Their Moers set on the Saturday night will combine new material with some older compositions. According to Evans, that gig at Roulette in Brooklyn marked a pivotal point in the trio’s evolution. “It happened right after we recorded our album and involved a lot of notated music,” says Evans, on the train in France, in the midst of his Bob Dylan-style tour-that-never-ends. “Afterwards, we realised that we needed to get back to focusing on improvising, keeping a certain looseness in the playing. The band is different now, moving through a wider range of material, with a lot more fluidity.”
The original drummer Mike Pride is still officially a member, but has an overriding family matter in hand at present. His replacement at Moers is Max Jaffe. “Max is a new arrival on the scene in NYC,” Evans explains. “He’s already playing with tons of people: the band Jobs, Ava Mendoza, Amirtha Kidambi, and many others. Him and Tim just did two tours with Ava [who appeared at last year’s Moers fest] so they have built a good relationship. He sounds great in the band and made the most sense as a temporary replacement for Mike.”

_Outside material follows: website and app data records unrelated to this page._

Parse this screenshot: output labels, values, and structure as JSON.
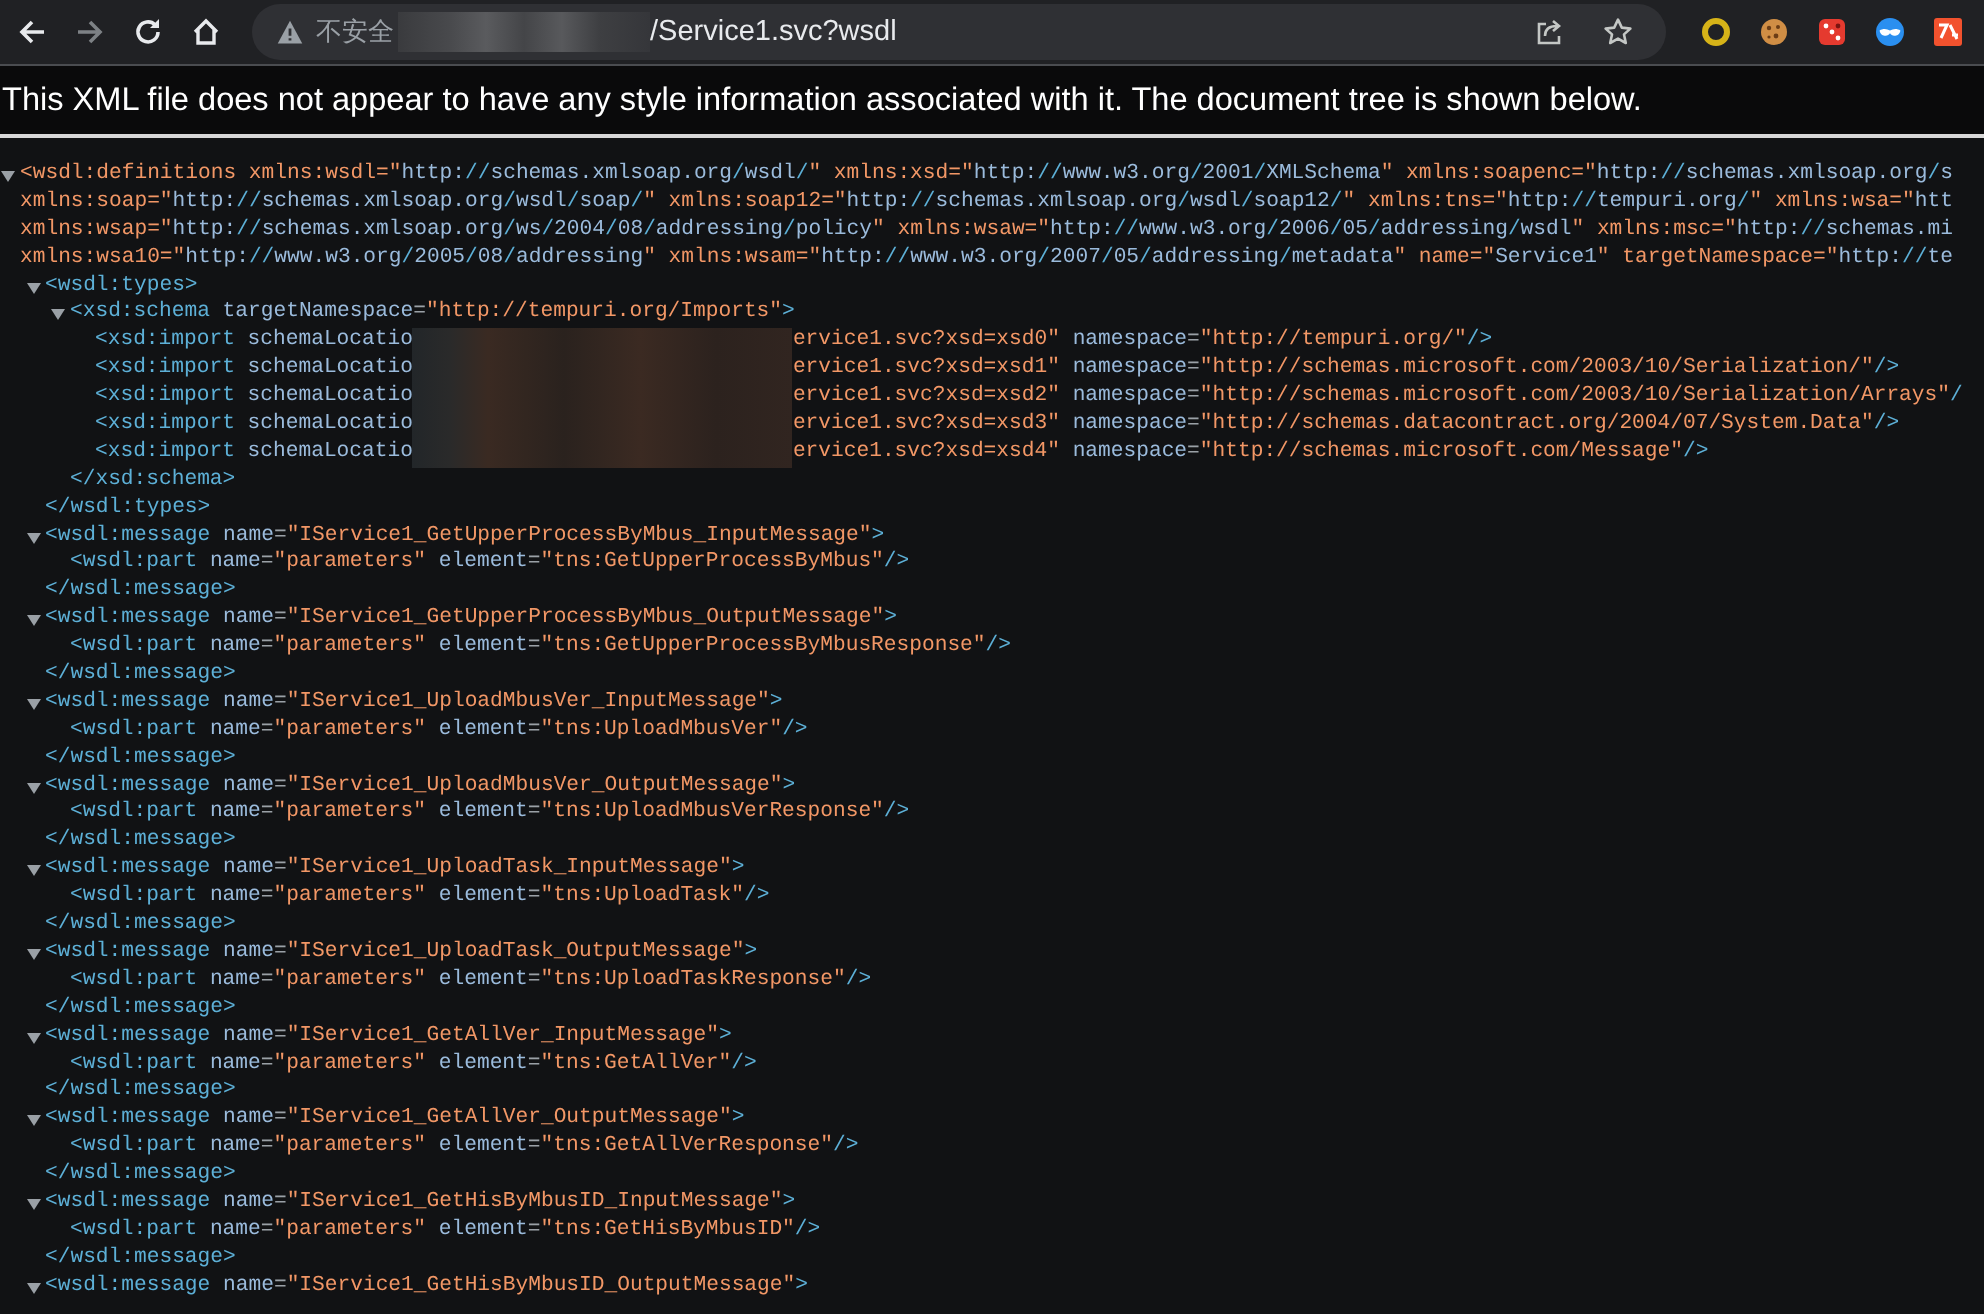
{
  "navigation": [
    {
      "kind": "back",
      "disabled": false
    },
    {
      "kind": "forward",
      "disabled": true
    },
    {
      "kind": "reload",
      "disabled": false
    },
    {
      "kind": "home",
      "disabled": false
    }
  ],
  "address_bar": {
    "security_label": "不安全",
    "url": "/Service1.svc?wsdl",
    "bookmarked": false
  },
  "extensions": [
    {
      "kind": "ring"
    },
    {
      "kind": "cookie"
    },
    {
      "kind": "dice"
    },
    {
      "kind": "mask"
    },
    {
      "kind": "translate"
    }
  ],
  "banner": "This XML file does not appear to have any style information associated with it. The document tree is shown below.",
  "xml_tree": {
    "expanded": true,
    "open": [
      "<wsdl:definitions xmlns:wsdl=\"http://schemas.xmlsoap.org/wsdl/\" xmlns:xsd=\"http://www.w3.org/2001/XMLSchema\" xmlns:soapenc=\"http://schemas.xmlsoap.org/s",
      "xmlns:soap=\"http://schemas.xmlsoap.org/wsdl/soap/\" xmlns:soap12=\"http://schemas.xmlsoap.org/wsdl/soap12/\" xmlns:tns=\"http://tempuri.org/\" xmlns:wsa=\"htt",
      "xmlns:wsap=\"http://schemas.xmlsoap.org/ws/2004/08/addressing/policy\" xmlns:wsaw=\"http://www.w3.org/2006/05/addressing/wsdl\" xmlns:msc=\"http://schemas.mi",
      "xmlns:wsa10=\"http://www.w3.org/2005/08/addressing\" xmlns:wsam=\"http://www.w3.org/2007/05/addressing/metadata\" name=\"Service1\" targetNamespace=\"http://te"
    ],
    "children": [
      {
        "expanded": true,
        "open": [
          "<wsdl:types>"
        ],
        "close": "</wsdl:types>",
        "children": [
          {
            "expanded": true,
            "open": [
              "<xsd:schema targetNamespace=\"http://tempuri.org/Imports\">"
            ],
            "close": "</xsd:schema>",
            "children": [
              {
                "open": [
                  [
                    "<xsd:import schemaLocatio",
                    "ervice1.svc?xsd=xsd0\" namespace=\"http://tempuri.org/\"/>"
                  ]
                ]
              },
              {
                "open": [
                  [
                    "<xsd:import schemaLocatio",
                    "ervice1.svc?xsd=xsd1\" namespace=\"http://schemas.microsoft.com/2003/10/Serialization/\"/>"
                  ]
                ]
              },
              {
                "open": [
                  [
                    "<xsd:import schemaLocatio",
                    "ervice1.svc?xsd=xsd2\" namespace=\"http://schemas.microsoft.com/2003/10/Serialization/Arrays\"/"
                  ]
                ]
              },
              {
                "open": [
                  [
                    "<xsd:import schemaLocatio",
                    "ervice1.svc?xsd=xsd3\" namespace=\"http://schemas.datacontract.org/2004/07/System.Data\"/>"
                  ]
                ]
              },
              {
                "open": [
                  [
                    "<xsd:import schemaLocatio",
                    "ervice1.svc?xsd=xsd4\" namespace=\"http://schemas.microsoft.com/Message\"/>"
                  ]
                ]
              }
            ]
          }
        ]
      },
      {
        "expanded": true,
        "open": [
          "<wsdl:message name=\"IService1_GetUpperProcessByMbus_InputMessage\">"
        ],
        "close": "</wsdl:message>",
        "children": [
          {
            "open": [
              "<wsdl:part name=\"parameters\" element=\"tns:GetUpperProcessByMbus\"/>"
            ]
          }
        ]
      },
      {
        "expanded": true,
        "open": [
          "<wsdl:message name=\"IService1_GetUpperProcessByMbus_OutputMessage\">"
        ],
        "close": "</wsdl:message>",
        "children": [
          {
            "open": [
              "<wsdl:part name=\"parameters\" element=\"tns:GetUpperProcessByMbusResponse\"/>"
            ]
          }
        ]
      },
      {
        "expanded": true,
        "open": [
          "<wsdl:message name=\"IService1_UploadMbusVer_InputMessage\">"
        ],
        "close": "</wsdl:message>",
        "children": [
          {
            "open": [
              "<wsdl:part name=\"parameters\" element=\"tns:UploadMbusVer\"/>"
            ]
          }
        ]
      },
      {
        "expanded": true,
        "open": [
          "<wsdl:message name=\"IService1_UploadMbusVer_OutputMessage\">"
        ],
        "close": "</wsdl:message>",
        "children": [
          {
            "open": [
              "<wsdl:part name=\"parameters\" element=\"tns:UploadMbusVerResponse\"/>"
            ]
          }
        ]
      },
      {
        "expanded": true,
        "open": [
          "<wsdl:message name=\"IService1_UploadTask_InputMessage\">"
        ],
        "close": "</wsdl:message>",
        "children": [
          {
            "open": [
              "<wsdl:part name=\"parameters\" element=\"tns:UploadTask\"/>"
            ]
          }
        ]
      },
      {
        "expanded": true,
        "open": [
          "<wsdl:message name=\"IService1_UploadTask_OutputMessage\">"
        ],
        "close": "</wsdl:message>",
        "children": [
          {
            "open": [
              "<wsdl:part name=\"parameters\" element=\"tns:UploadTaskResponse\"/>"
            ]
          }
        ]
      },
      {
        "expanded": true,
        "open": [
          "<wsdl:message name=\"IService1_GetAllVer_InputMessage\">"
        ],
        "close": "</wsdl:message>",
        "children": [
          {
            "open": [
              "<wsdl:part name=\"parameters\" element=\"tns:GetAllVer\"/>"
            ]
          }
        ]
      },
      {
        "expanded": true,
        "open": [
          "<wsdl:message name=\"IService1_GetAllVer_OutputMessage\">"
        ],
        "close": "</wsdl:message>",
        "children": [
          {
            "open": [
              "<wsdl:part name=\"parameters\" element=\"tns:GetAllVerResponse\"/>"
            ]
          }
        ]
      },
      {
        "expanded": true,
        "open": [
          "<wsdl:message name=\"IService1_GetHisByMbusID_InputMessage\">"
        ],
        "close": "</wsdl:message>",
        "children": [
          {
            "open": [
              "<wsdl:part name=\"parameters\" element=\"tns:GetHisByMbusID\"/>"
            ]
          }
        ]
      },
      {
        "expanded": true,
        "open": [
          "<wsdl:message name=\"IService1_GetHisByMbusID_OutputMessage\">"
        ]
      }
    ]
  }
}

Evans describes a process not unlike the accustomed evolution of a typical jazz composition, but perhaps one that has a sonic texture more akin to extreme rock or electronic music. The eponymously-titled PTS album is released just this month, in time for the Moersfest, and all of its pieces have a dedicated prime composer, despite the sense that most of the tunes end up being a collective end product. “The basic structures are written out, we contribute pieces individually, and then work on the arrangements and timbres collectively. These pieces are then subject to extensive changes via collective improvisation. The musical process (and to some extent instrumentation) is not at all removed from the experience we all have in other improvisational and jazz contexts, but the raw materials are quite different, coming from a different place.”
The Moers performance will make its own original journey, combining planned events and unexpected diversions. “Nowadays, we make a roadmap for each set consisting of two or three pieces, and then connect together, building on this skeleton by improvising.”

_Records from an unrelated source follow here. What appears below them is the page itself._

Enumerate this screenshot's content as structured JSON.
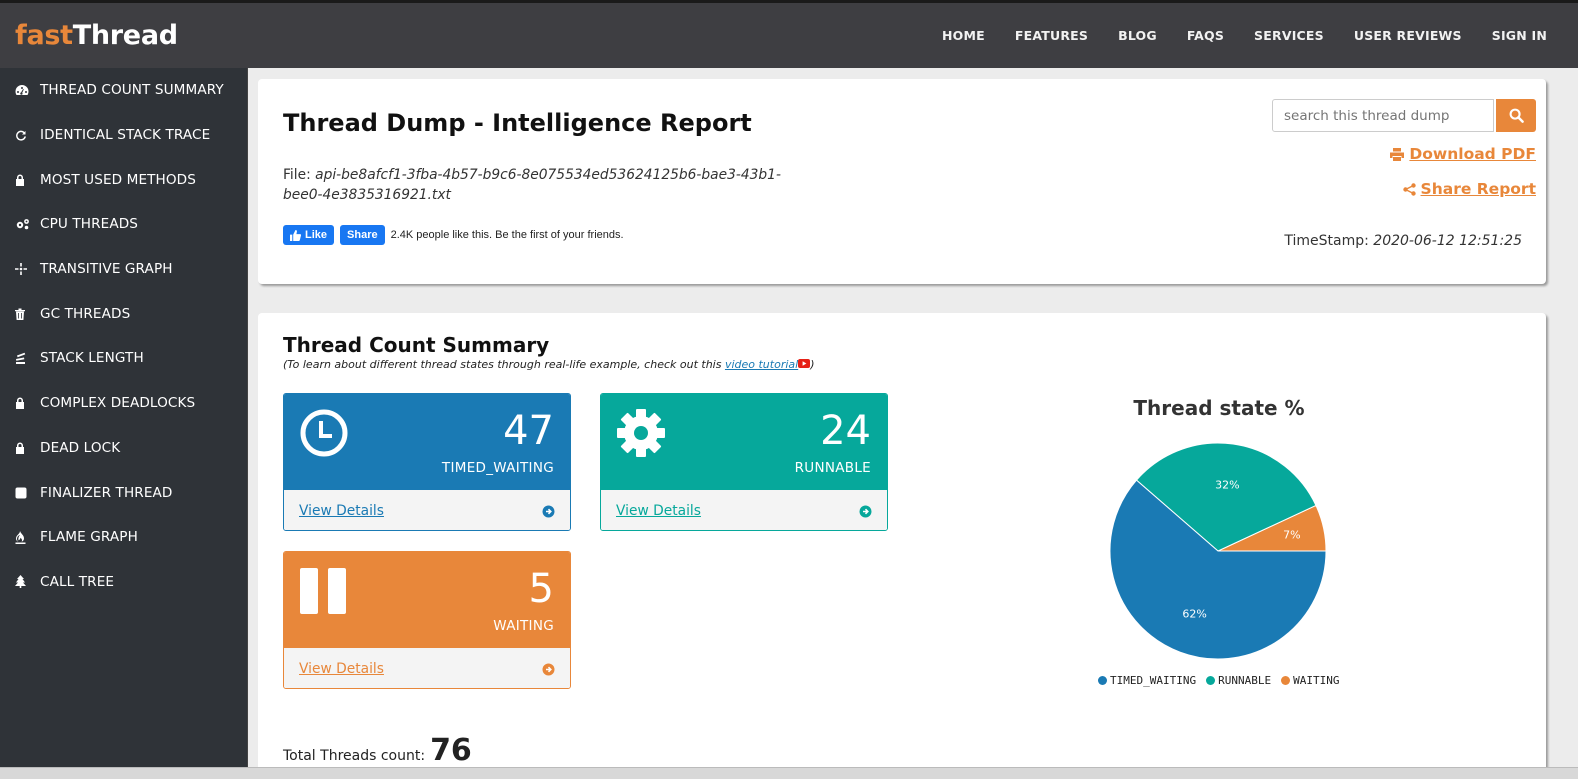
{
  "logo": {
    "part1": "fast",
    "part2": "Thread"
  },
  "nav": [
    {
      "label": "HOME"
    },
    {
      "label": "FEATURES"
    },
    {
      "label": "BLOG"
    },
    {
      "label": "FAQS"
    },
    {
      "label": "SERVICES"
    },
    {
      "label": "USER REVIEWS"
    },
    {
      "label": "SIGN IN"
    }
  ],
  "sidebar": {
    "items": [
      {
        "label": "THREAD COUNT SUMMARY",
        "icon": "dashboard-icon"
      },
      {
        "label": "IDENTICAL STACK TRACE",
        "icon": "refresh-icon"
      },
      {
        "label": "MOST USED METHODS",
        "icon": "lock-icon"
      },
      {
        "label": "CPU THREADS",
        "icon": "gears-icon"
      },
      {
        "label": "TRANSITIVE GRAPH",
        "icon": "crosshair-icon"
      },
      {
        "label": "GC THREADS",
        "icon": "trash-icon"
      },
      {
        "label": "STACK LENGTH",
        "icon": "stack-icon"
      },
      {
        "label": "COMPLEX DEADLOCKS",
        "icon": "lock-icon"
      },
      {
        "label": "DEAD LOCK",
        "icon": "lock-icon"
      },
      {
        "label": "FINALIZER THREAD",
        "icon": "square-icon"
      },
      {
        "label": "FLAME GRAPH",
        "icon": "fire-icon"
      },
      {
        "label": "CALL TREE",
        "icon": "tree-icon"
      }
    ]
  },
  "report": {
    "title": "Thread Dump - Intelligence Report",
    "file_label": "File:",
    "file_name": "api-be8afcf1-3fba-4b57-b9c6-8e075534ed53624125b6-bae3-43b1-bee0-4e3835316921.txt",
    "fb_like": "Like",
    "fb_share": "Share",
    "fb_text": "2.4K people like this. Be the first of your friends.",
    "search_placeholder": "search this thread dump",
    "download_pdf": "Download PDF",
    "share_report": "Share Report",
    "timestamp_label": "TimeStamp:",
    "timestamp_value": "2020-06-12 12:51:25"
  },
  "summary": {
    "title": "Thread Count Summary",
    "subtitle_pre": "(To learn about different thread states through real-life example, check out this ",
    "subtitle_link": "video tutorial",
    "subtitle_post": ")",
    "cards": [
      {
        "count": "47",
        "state": "TIMED_WAITING",
        "link": "View Details"
      },
      {
        "count": "24",
        "state": "RUNNABLE",
        "link": "View Details"
      },
      {
        "count": "5",
        "state": "WAITING",
        "link": "View Details"
      }
    ],
    "total_label": "Total Threads count:",
    "total_value": "76"
  },
  "colors": {
    "timed_waiting": "#1a7ab4",
    "runnable": "#06a89b",
    "waiting": "#e8873a"
  },
  "chart_data": {
    "type": "pie",
    "title": "Thread state %",
    "categories": [
      "TIMED_WAITING",
      "RUNNABLE",
      "WAITING"
    ],
    "values": [
      62,
      32,
      7
    ],
    "labels": [
      "62%",
      "32%",
      "7%"
    ],
    "colors": [
      "#1a7ab4",
      "#06a89b",
      "#e8873a"
    ],
    "legend": "bottom"
  }
}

It’s a challenge to winkle out a working method from Evans. But why should a musician want, or need, to verbalise what can be revealed by simply listening to their music? “We’ve never sat down and defined our aesthetic with words,” Evans expands. “ It’s something that evolved naturally, through a process of figuring out what kinds of things we really enjoyed, and cutting away things that seemed less unique, or redundant in some way: redundant either in terms of the band or in terms of what the group could offer us individually that we weren’t getting from other playing situations.”
It sounds as though Evans is intent on each of his performing contexts offering up a situation that’s somewhat different than what he finds in other parallel line-ups. He definitely doesn’t want to repeat any licks, form any habits or make tributes to his previous achievements.
The trio are ecstatic that they finally have an album out, after five years of playing together. Also, they are overjoyed that the Moers set will be their first gig outside of New York City. To follow, there will hopefully be a tour, and another new set of music, not surprisingly.
I quizzed Evans on his host of other playing situations, and it turns that that even if one outfit lessens its diary quotient, another will spring up to fill the schedule. “My quintet and the Zebulon trio have been my main outlets. Both bands have toured and honed lots of new music, and both groups are deepening in terms of the group dynamic and specific ethos in which they operate. They’re very distinct from each other, and from Pulverize, which is cool! I’m working with a new configuration called House Special, which is myself, Sam Pluta (electronics), Levy Lorenzo (percussion/live electronics/self-made electronic instruments), Paul Wilson or Bae Bro (synths/piano) and Kassa Overall (drums). I’m also brewing a quartet, or perhaps sextet, of all-wind instruments.”